Indeed, the show took on a feel of intimacy between performer and audience, crumbling the wall of celebrity so often created at concerts. Sunday night, Martin and company repeatedly connected with an audience that was engaged and flattered throughout.

When the singer and her quintet of talented musicians weren’t playing, Martin told stories and took the time to explicitly thank individual people for coming to the event, adding a touch of detail regarding her personal connection with those she recognized.

These shoutouts, coupled with interludes such as Martin’s chastising of her snoozing piano player, made an upscale jazz club take on the feel of a family dinner party.

This vibe was only enhanced when Martin called five performers from the audience to join her in singing “Memories are Made of This” and “That’s Amore.”

Unfortunately for the audience, I was among those called to the stage, offering a young writer the opportunity to make his debut “performance” alongside the Woman of the Hour herself.

Deana Martin calls a terrified writer onto the stage along with four comrades.

Though words such as “terrified” and “tonedeaf” run through my mind when recalling the experience, I am very thankful to have been joined by four other performers, including an adorable girl of about 10 who carried our bumbling company of would-be vocalists through two of Dean Martin’s greatest hits.

In this sense, Martin melted, rather than broke the ice between herself and her audience, finishing her performance with not one, but two encores and resounding applause.

At show’s end, Martin walked from the stage and into the crowd, where she individually met her adoring audience, a move that only enhanced the familial feel of the evening.

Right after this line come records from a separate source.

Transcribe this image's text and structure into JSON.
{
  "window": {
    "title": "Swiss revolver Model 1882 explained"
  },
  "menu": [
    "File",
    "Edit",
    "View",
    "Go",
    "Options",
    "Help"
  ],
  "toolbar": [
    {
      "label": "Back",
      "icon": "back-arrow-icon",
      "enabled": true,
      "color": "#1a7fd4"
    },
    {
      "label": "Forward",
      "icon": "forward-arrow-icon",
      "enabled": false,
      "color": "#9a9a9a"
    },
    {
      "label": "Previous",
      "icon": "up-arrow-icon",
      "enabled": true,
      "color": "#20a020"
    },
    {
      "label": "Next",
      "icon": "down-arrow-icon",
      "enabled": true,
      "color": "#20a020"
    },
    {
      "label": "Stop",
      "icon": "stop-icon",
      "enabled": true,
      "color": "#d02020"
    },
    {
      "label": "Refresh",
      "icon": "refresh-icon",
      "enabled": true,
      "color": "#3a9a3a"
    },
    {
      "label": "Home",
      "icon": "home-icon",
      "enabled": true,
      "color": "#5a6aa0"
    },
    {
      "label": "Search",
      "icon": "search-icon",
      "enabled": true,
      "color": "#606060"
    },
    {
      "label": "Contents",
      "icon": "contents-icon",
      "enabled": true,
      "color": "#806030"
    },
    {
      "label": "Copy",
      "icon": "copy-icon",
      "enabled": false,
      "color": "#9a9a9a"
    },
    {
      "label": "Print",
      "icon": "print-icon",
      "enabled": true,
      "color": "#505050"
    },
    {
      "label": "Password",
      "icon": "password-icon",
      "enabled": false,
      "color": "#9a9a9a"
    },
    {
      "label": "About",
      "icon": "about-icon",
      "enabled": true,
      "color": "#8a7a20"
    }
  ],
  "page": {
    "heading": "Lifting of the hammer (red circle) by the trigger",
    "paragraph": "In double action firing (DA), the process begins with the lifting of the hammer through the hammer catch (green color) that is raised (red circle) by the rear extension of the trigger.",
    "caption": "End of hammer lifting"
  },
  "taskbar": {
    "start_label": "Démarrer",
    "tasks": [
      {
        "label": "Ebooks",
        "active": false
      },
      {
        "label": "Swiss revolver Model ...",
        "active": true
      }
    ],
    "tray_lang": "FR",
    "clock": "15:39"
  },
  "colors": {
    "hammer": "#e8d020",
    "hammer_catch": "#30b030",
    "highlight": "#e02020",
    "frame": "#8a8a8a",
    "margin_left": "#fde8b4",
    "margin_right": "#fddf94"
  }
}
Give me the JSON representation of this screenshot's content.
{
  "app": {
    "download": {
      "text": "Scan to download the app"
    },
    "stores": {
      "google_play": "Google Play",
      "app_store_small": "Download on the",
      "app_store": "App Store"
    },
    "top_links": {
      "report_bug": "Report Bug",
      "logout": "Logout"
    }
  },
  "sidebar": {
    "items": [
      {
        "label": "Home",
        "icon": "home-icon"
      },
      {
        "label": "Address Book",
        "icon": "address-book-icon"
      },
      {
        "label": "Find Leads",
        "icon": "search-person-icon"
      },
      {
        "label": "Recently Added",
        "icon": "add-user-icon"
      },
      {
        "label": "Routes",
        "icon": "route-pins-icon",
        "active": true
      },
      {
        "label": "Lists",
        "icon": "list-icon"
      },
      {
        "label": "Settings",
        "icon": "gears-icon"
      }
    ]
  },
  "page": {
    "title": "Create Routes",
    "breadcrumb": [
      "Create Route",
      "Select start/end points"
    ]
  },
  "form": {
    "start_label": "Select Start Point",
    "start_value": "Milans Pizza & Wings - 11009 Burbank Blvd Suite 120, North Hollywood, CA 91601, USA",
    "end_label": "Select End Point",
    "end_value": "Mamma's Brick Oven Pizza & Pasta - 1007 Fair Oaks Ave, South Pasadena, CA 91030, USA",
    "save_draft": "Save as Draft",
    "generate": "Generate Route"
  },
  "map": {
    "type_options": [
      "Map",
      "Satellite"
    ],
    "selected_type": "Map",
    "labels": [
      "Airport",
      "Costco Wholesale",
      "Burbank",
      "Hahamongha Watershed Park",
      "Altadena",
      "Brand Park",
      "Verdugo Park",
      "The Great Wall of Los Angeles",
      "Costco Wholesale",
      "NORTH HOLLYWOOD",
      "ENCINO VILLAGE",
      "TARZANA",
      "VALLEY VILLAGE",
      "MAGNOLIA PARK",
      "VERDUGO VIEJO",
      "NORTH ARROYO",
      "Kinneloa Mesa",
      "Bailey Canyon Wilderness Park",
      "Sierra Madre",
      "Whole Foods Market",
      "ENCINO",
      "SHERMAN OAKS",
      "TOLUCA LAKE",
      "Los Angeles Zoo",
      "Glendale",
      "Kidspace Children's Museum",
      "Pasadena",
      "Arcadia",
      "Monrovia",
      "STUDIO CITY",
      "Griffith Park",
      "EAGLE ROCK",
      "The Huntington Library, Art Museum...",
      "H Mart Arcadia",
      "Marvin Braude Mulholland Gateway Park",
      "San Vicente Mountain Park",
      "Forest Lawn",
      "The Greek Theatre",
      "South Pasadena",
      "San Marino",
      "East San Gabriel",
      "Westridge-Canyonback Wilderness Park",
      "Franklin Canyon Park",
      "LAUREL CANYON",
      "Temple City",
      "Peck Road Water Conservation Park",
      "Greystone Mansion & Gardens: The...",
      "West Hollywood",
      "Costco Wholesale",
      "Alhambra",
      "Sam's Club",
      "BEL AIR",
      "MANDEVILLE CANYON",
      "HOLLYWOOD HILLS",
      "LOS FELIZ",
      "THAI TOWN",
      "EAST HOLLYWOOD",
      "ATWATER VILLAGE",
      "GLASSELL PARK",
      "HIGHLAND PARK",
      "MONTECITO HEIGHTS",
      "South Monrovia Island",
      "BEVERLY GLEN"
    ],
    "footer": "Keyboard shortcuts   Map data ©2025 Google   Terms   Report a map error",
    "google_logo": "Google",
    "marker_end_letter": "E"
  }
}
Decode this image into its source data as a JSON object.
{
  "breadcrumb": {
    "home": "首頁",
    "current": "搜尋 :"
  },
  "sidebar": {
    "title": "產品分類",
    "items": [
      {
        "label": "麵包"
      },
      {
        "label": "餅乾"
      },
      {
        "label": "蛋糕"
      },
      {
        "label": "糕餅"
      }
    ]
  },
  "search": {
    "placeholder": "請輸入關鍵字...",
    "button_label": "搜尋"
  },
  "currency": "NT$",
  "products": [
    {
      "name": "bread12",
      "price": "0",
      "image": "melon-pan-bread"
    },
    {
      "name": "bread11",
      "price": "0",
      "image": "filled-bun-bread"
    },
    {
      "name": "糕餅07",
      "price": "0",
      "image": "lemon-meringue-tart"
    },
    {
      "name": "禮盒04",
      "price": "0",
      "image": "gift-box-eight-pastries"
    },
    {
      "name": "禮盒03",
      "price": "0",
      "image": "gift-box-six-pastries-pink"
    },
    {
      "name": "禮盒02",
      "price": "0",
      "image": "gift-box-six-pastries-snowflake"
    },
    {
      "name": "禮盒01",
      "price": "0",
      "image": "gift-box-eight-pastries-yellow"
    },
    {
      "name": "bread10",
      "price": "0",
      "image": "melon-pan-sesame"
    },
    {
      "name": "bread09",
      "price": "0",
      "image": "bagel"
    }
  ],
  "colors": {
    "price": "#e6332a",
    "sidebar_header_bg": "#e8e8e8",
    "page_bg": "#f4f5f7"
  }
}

“You have to make the people relax,” Martin said. “All audiences are different. There’s some people who are very reserved. If I come to a show and tell a certain line that always gets a laugh but it doesn’t, I’ll look over to my piano player and we both go, ‘uh-oh.’ But then there’s the shows when I’ll just turn my face a certain way and they audience is on the floor laughing. Those are the shows where you know it’s just going to be unbelievable, it’s just going to go sailing through. The music is right, the audience is right, the humor is right, and it’s great.”